The Studio Museum in Harlem and the Schomburg are teaming up to kick off the centennial anniversary of the birth of writer Ralph Ellison.
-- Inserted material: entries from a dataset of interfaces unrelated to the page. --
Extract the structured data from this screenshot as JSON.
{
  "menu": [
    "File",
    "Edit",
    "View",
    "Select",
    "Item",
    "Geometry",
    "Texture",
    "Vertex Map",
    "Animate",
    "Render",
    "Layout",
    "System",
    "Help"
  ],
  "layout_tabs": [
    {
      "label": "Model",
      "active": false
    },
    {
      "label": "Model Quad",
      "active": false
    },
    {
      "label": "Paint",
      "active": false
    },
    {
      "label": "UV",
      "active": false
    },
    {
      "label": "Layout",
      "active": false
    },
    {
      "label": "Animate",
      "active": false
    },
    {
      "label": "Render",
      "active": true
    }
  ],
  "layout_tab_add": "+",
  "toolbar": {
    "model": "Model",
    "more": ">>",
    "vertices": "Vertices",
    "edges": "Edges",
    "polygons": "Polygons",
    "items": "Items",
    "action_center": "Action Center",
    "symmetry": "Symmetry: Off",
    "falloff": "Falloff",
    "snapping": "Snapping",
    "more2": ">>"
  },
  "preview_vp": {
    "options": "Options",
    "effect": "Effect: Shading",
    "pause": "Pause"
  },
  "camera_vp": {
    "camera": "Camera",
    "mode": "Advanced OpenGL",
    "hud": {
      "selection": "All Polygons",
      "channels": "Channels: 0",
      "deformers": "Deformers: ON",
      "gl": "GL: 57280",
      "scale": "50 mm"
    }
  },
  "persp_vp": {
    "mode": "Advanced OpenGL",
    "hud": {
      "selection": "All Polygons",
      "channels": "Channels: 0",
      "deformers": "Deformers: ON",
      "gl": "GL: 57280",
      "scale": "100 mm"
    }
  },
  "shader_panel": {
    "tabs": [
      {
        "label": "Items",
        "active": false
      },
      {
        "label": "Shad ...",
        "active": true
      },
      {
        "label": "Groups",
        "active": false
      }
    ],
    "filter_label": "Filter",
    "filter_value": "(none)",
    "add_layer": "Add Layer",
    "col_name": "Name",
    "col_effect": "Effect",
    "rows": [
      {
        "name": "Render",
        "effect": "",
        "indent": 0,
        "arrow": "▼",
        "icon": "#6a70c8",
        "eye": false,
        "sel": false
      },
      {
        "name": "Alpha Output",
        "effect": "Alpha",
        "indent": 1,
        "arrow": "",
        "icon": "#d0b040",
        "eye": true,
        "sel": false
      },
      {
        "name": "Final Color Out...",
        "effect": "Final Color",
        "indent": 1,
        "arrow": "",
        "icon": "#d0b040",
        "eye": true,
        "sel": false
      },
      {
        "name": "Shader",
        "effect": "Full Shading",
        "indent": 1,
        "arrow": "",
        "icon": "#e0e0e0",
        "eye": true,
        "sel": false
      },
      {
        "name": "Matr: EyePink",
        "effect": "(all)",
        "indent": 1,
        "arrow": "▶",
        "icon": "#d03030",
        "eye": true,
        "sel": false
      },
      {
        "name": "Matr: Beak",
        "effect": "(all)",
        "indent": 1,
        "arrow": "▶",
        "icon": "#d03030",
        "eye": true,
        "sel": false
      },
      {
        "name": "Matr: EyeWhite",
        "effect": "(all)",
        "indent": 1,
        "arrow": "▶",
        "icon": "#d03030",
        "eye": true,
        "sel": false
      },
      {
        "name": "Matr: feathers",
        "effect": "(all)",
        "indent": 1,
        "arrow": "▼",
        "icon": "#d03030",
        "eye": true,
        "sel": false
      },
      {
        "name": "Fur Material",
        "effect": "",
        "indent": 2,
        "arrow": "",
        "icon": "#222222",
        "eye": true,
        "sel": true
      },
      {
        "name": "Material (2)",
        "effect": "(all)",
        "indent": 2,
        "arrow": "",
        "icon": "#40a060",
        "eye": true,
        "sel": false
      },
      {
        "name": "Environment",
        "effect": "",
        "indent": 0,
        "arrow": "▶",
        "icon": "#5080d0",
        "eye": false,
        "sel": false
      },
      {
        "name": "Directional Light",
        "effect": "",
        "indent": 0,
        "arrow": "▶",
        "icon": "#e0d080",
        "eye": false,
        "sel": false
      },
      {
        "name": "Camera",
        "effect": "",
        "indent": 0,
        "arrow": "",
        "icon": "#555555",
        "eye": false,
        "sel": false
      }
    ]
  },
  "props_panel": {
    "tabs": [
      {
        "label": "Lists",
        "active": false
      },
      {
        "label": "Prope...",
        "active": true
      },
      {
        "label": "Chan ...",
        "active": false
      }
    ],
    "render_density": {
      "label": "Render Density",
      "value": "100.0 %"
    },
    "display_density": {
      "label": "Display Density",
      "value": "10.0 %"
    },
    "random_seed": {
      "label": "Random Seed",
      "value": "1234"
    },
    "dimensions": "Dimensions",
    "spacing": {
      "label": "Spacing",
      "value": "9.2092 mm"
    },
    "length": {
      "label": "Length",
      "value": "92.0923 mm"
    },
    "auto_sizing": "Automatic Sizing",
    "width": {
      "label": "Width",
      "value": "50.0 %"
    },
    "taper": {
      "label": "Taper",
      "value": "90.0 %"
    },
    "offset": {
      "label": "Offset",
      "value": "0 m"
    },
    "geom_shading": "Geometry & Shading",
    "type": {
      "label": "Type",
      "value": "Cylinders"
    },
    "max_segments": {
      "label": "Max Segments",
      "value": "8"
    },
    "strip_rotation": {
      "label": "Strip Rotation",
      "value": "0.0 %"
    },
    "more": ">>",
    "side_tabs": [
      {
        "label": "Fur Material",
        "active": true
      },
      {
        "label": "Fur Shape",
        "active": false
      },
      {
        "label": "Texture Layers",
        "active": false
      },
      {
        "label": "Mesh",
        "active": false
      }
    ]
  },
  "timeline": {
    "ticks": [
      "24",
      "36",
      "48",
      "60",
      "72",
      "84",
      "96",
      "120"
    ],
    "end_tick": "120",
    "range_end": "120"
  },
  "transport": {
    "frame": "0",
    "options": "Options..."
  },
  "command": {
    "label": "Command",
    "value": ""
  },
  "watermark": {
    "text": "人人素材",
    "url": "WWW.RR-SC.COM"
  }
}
Things begin on Saturday with a daylong reading of Invisible Man (1952). Harlem teenagers, actors, writers, musicians, and community leaders will all take part in what should be a great way to either discover or revisit Ellison’s landmark, eye-opening, and only completed novel.
No Vacancy, curated by Jody Graf, will be on view from October 26 through November 8 at the school’s Kellen Gallery in New York City.
Unless you were already familiar with Bey’s documentary work, the horror he refers to might not be recognizable to you.
The intention behind the seemingly bizarre combination was, according to Attie, “to give visual form to the shared American and Brazilian reality of nationalistic divisions that defines our political present.”
Nowhere in the museums’ advertising blitzkrieg for the performance were we told to bring our wildfire-season masks as well as our covid masks, and covid masks don’t prevent smoke inhalation.
Art by Athena LaTocha, Wendy Red Star, Marianne Nicolson, Anita Fields, Jaune Quick-to-See Smith & Neal Ambrose-Smith, and more is on view through January 2022.
Several members of the 2021 cohort identify as artists and storytellers, utilizing the power that art and narrative have on changing ideas of power.
Made possible by a donation from Amazon stakeholder MacKenzie Scott, the award is the single largest in the Bedstuy-based organization’s history.
A donation of two hundred works includes Jean-Michel Basquiat, Robert Mapplethorpe, Keith Haring, and Donald Baechler.